In 2012, 15.4 million family and friends provided 17.5 billion hours of unpaid care to those with Alzheimer’s and other dementias — care valued at $216.4 billion, which is more than eight times the total sales of McDonald’s in 2011. Eighty percent of care provided in the community is provided by unpaid caregivers.Nearly 15 percent of caregivers are long-distance caregivers, living an hour or more away from their loved ones. Out-of-pocket expenses for long-distance caregivers are nearly twice as much as local caregivers.
More than 60 percent of Alzheimer’s and dementia caregivers rate the emotional stress of caregiving as high or very high; more than one-third report symptoms of depression. Due to the physical and emotional toll of caregiving, Alzheimer’s and dementia caregivers had $9.1 billion in additional health care costs of their own in 2012.
Cost to the Nation

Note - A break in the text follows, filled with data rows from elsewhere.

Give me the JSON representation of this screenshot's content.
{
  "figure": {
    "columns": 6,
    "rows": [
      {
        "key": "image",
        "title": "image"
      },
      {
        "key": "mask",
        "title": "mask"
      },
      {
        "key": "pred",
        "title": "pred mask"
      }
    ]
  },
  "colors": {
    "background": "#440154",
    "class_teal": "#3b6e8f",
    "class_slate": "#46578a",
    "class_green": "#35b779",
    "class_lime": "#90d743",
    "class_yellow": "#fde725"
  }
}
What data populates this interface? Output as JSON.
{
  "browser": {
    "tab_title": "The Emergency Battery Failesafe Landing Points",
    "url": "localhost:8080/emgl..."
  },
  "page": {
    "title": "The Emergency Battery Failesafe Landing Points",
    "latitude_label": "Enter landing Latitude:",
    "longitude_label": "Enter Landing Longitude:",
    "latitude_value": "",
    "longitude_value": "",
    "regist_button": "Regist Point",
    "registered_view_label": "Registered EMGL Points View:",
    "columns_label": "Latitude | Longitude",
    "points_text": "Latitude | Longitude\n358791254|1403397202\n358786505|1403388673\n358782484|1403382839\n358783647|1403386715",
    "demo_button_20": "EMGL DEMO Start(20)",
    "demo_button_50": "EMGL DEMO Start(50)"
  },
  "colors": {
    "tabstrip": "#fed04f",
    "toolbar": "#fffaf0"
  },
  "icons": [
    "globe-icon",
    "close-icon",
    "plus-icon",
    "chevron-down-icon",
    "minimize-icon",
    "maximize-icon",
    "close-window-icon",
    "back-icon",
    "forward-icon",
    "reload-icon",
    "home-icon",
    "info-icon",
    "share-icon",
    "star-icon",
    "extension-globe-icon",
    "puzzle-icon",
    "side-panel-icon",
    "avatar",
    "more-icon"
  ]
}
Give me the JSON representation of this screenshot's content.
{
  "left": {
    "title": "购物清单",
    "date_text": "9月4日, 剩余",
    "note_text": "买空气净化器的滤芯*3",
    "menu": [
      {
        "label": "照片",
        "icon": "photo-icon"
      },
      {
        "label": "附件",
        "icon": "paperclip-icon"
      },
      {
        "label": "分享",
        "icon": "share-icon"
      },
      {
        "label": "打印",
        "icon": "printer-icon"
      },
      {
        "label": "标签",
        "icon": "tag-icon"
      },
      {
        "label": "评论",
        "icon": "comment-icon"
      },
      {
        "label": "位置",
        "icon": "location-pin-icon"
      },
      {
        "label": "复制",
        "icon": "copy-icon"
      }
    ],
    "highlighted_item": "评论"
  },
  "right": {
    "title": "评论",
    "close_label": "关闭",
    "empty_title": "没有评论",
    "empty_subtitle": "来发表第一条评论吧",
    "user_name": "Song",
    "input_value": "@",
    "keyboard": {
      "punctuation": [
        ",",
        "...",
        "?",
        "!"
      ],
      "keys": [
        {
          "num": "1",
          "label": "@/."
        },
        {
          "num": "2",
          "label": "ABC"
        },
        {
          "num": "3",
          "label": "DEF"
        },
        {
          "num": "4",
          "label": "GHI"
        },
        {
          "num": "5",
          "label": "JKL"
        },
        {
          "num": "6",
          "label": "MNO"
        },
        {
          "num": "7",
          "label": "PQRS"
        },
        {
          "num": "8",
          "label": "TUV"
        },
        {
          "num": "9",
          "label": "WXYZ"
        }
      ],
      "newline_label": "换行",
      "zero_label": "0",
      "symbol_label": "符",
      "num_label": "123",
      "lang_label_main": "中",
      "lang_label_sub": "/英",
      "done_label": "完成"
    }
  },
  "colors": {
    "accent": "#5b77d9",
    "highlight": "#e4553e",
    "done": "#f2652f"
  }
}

In 2013, the direct costs of caring for those with Alzheimer’s to American society will total an estimated $203 billion, including $142 billion in costs to Medicare and Medicaid. Total payments for health care, long-term care and hospice for people with Alzheimer’s and other dementias are projected to increase from $203 billion in 2013 to $1.2 trillion in 2050 (in current dollars). This dramatic rise includes a 500% increase in combined Medicare and Medicaid spending.
Nearly 30 percent of people with Alzheimer’s and other dementias are on both Medicare and Medicaid, compared to 11 percent of individuals without these conditions.
The average per-person Medicare costs for those with Alzheimer’s and other dementias are three times higher than for those without these conditions; the average per-person Medicaid spending for seniors with Alzheimer’s and other dementias is 19 times higher than average per-person Medicaid spending for all other seniors.